### RECORDED DATA ###

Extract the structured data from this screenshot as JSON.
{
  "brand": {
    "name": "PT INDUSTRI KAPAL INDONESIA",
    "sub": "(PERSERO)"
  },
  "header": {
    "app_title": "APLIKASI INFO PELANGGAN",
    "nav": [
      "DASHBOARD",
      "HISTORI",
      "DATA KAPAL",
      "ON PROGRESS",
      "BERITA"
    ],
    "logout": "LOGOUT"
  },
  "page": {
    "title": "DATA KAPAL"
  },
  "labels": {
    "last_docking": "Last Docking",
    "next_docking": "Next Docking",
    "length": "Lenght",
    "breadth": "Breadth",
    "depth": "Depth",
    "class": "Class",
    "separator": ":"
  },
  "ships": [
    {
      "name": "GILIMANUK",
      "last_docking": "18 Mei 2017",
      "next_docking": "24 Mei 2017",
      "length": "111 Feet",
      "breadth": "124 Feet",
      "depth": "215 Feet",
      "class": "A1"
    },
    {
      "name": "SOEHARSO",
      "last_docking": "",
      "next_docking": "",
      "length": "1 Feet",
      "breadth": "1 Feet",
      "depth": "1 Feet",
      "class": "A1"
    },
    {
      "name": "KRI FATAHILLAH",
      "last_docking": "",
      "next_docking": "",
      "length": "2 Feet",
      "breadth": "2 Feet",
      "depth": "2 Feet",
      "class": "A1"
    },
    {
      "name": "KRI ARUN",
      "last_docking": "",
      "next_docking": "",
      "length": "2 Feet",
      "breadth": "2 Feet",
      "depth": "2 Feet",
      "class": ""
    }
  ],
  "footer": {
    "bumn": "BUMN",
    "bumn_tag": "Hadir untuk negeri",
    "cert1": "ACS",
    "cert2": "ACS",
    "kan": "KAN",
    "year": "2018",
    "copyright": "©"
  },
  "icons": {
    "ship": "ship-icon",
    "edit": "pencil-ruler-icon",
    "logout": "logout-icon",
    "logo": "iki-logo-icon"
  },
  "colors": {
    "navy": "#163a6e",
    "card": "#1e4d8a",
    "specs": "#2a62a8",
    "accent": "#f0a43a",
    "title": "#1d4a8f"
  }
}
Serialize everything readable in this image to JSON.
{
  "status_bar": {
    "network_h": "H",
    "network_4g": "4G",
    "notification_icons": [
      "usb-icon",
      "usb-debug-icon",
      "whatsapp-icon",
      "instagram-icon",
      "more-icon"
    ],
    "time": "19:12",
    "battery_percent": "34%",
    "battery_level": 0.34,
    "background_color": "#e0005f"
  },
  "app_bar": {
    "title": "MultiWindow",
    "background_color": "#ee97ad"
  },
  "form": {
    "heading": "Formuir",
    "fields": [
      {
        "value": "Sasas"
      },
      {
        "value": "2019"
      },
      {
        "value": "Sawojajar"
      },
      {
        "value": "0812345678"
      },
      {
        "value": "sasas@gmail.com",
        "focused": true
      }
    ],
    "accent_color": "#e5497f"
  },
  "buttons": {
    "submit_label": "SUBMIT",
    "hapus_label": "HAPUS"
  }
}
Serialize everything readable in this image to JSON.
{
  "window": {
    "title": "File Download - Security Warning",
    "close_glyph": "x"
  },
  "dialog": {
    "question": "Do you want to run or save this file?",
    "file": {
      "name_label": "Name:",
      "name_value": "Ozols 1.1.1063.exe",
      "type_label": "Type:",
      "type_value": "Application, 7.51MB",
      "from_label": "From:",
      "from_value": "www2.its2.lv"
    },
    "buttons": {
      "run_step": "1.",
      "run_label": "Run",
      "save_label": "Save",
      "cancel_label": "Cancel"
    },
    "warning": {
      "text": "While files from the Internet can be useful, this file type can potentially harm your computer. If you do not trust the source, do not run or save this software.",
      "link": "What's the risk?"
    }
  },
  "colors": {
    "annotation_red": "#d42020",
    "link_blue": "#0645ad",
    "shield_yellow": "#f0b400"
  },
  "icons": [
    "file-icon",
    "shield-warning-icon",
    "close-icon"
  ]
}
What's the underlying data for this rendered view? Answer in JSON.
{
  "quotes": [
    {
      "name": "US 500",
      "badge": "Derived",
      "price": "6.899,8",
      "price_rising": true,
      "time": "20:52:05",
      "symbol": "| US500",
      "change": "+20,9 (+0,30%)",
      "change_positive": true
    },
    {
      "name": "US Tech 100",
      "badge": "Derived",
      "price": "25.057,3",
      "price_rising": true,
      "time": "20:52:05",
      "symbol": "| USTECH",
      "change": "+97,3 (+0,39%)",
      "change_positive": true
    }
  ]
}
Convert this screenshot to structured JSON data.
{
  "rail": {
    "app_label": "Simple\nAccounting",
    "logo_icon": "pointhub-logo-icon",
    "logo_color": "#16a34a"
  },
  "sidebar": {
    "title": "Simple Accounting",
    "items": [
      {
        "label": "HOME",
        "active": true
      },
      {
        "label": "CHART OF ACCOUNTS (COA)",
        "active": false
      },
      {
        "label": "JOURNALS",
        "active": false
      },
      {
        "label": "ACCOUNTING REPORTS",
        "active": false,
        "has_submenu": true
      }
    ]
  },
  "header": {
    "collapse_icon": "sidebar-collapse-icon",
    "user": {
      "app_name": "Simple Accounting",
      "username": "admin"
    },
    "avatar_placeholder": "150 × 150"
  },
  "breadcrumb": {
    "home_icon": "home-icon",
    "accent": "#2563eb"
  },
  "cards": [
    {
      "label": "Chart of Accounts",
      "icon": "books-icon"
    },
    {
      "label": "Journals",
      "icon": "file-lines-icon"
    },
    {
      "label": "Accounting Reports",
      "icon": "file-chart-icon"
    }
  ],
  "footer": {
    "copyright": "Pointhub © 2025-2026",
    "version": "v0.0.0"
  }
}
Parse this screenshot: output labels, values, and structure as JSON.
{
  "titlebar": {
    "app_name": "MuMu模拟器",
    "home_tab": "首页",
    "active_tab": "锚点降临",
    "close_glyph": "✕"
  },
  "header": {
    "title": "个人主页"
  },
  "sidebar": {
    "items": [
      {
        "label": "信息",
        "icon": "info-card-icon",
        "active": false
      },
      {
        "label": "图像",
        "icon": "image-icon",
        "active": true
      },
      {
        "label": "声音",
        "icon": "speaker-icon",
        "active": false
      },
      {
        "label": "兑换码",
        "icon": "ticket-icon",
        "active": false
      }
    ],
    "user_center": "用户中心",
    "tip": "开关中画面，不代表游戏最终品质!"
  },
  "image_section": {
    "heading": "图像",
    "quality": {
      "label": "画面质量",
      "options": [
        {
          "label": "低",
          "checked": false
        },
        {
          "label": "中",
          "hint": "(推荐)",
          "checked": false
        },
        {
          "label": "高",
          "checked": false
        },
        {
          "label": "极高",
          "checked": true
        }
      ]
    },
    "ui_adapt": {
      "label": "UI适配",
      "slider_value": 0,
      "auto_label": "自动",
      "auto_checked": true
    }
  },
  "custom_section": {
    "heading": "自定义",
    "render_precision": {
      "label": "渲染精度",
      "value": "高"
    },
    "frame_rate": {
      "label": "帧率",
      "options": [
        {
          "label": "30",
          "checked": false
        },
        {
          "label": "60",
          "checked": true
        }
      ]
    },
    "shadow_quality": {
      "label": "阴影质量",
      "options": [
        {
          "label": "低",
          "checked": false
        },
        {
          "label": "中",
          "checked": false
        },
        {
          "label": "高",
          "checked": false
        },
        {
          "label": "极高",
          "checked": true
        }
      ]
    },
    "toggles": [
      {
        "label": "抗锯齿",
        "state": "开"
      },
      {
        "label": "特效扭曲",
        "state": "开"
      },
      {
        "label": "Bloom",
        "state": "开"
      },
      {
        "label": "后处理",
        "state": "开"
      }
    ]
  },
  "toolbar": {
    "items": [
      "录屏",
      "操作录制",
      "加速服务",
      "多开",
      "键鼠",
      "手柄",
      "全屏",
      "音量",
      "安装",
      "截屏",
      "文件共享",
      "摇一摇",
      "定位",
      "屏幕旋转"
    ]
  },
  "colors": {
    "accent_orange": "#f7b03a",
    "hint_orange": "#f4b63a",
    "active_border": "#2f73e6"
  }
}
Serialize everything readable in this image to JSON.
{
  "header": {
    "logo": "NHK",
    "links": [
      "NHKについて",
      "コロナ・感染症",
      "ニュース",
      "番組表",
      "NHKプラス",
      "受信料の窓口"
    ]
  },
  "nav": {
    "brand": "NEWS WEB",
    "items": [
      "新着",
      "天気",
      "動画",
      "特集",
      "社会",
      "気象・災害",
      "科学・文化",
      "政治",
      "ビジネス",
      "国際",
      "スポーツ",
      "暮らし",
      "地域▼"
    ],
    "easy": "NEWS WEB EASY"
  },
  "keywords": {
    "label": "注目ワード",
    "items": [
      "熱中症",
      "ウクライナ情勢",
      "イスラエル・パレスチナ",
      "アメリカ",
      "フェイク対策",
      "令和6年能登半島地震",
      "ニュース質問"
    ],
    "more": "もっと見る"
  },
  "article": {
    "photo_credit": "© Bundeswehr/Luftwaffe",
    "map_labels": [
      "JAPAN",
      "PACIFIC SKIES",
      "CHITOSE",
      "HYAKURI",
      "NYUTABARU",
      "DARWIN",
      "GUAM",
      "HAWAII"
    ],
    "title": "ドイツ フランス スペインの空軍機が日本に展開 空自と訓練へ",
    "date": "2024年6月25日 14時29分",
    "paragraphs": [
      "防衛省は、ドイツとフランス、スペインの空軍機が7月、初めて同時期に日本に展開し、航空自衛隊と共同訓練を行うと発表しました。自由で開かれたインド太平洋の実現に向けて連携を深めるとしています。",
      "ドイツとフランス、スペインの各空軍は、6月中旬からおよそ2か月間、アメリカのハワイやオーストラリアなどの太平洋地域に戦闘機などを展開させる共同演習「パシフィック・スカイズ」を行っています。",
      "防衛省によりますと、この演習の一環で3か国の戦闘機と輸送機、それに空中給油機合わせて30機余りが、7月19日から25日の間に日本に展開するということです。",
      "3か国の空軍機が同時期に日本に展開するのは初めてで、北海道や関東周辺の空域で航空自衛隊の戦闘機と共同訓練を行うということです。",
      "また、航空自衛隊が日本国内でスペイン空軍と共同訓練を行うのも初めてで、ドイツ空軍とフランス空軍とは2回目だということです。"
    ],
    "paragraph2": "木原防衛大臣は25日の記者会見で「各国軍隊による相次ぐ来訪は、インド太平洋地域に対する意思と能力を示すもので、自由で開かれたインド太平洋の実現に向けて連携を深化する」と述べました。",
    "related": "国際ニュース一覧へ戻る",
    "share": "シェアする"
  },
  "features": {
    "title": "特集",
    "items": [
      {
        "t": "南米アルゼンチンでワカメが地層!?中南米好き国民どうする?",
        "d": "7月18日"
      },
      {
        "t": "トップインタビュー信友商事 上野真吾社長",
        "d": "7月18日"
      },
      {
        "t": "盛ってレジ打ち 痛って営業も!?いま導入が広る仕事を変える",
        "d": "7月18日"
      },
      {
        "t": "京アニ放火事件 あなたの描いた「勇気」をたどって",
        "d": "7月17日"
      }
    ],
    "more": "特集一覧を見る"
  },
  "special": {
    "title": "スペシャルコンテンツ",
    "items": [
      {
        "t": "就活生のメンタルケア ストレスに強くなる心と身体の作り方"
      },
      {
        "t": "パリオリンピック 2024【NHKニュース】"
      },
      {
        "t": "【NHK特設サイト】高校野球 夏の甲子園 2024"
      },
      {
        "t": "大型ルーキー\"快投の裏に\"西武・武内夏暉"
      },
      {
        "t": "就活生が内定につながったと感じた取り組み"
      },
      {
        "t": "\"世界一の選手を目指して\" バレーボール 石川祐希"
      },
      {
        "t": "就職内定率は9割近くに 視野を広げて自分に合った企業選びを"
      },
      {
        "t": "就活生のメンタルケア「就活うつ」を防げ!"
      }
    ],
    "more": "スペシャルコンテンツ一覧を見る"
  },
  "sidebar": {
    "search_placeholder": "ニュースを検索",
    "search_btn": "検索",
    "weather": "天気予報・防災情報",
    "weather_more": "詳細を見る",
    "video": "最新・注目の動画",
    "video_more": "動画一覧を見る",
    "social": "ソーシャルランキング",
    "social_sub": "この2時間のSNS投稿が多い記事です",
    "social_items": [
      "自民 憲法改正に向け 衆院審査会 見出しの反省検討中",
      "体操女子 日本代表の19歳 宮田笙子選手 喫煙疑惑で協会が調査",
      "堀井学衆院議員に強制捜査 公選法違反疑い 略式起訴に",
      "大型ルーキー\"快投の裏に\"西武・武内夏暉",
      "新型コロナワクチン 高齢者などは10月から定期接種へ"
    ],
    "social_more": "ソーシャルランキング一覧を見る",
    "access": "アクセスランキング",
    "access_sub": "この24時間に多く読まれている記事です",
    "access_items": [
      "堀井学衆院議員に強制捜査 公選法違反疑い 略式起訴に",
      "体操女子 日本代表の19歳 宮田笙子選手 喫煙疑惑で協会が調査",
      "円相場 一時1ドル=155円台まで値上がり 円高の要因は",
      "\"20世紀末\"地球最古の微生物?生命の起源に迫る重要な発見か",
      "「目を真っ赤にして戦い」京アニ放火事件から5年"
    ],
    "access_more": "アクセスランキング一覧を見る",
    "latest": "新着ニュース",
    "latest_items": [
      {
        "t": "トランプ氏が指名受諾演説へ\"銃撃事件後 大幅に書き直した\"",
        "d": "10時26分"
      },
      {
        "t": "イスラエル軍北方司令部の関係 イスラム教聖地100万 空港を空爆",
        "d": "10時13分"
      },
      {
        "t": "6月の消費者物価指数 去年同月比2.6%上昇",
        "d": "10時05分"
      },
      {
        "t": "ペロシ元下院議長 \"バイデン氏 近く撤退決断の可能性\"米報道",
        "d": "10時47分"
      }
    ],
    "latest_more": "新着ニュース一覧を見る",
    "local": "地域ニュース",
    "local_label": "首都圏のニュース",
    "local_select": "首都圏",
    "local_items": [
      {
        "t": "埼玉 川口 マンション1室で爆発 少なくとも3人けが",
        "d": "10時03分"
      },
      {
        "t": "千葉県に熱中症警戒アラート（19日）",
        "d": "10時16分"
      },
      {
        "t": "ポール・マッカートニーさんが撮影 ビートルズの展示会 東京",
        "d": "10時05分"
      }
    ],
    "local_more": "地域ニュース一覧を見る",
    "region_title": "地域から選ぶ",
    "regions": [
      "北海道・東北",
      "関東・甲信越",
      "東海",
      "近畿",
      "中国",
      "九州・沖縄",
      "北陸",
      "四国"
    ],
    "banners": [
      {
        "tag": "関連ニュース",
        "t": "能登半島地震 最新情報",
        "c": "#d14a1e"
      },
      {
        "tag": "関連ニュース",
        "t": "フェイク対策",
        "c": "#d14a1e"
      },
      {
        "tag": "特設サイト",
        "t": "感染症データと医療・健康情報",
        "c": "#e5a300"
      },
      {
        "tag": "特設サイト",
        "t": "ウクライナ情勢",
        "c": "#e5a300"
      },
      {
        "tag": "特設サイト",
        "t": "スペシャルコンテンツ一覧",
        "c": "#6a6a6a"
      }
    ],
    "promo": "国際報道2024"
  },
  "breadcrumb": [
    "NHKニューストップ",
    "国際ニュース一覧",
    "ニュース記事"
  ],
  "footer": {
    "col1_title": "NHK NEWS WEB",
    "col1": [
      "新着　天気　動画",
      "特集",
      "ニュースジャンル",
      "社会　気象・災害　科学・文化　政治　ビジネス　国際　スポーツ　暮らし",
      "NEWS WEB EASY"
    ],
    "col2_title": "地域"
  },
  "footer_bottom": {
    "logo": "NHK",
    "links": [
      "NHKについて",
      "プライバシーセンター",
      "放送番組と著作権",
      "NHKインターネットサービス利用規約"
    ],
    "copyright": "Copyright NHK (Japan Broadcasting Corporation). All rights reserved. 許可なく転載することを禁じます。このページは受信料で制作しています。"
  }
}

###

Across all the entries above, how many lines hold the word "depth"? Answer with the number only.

5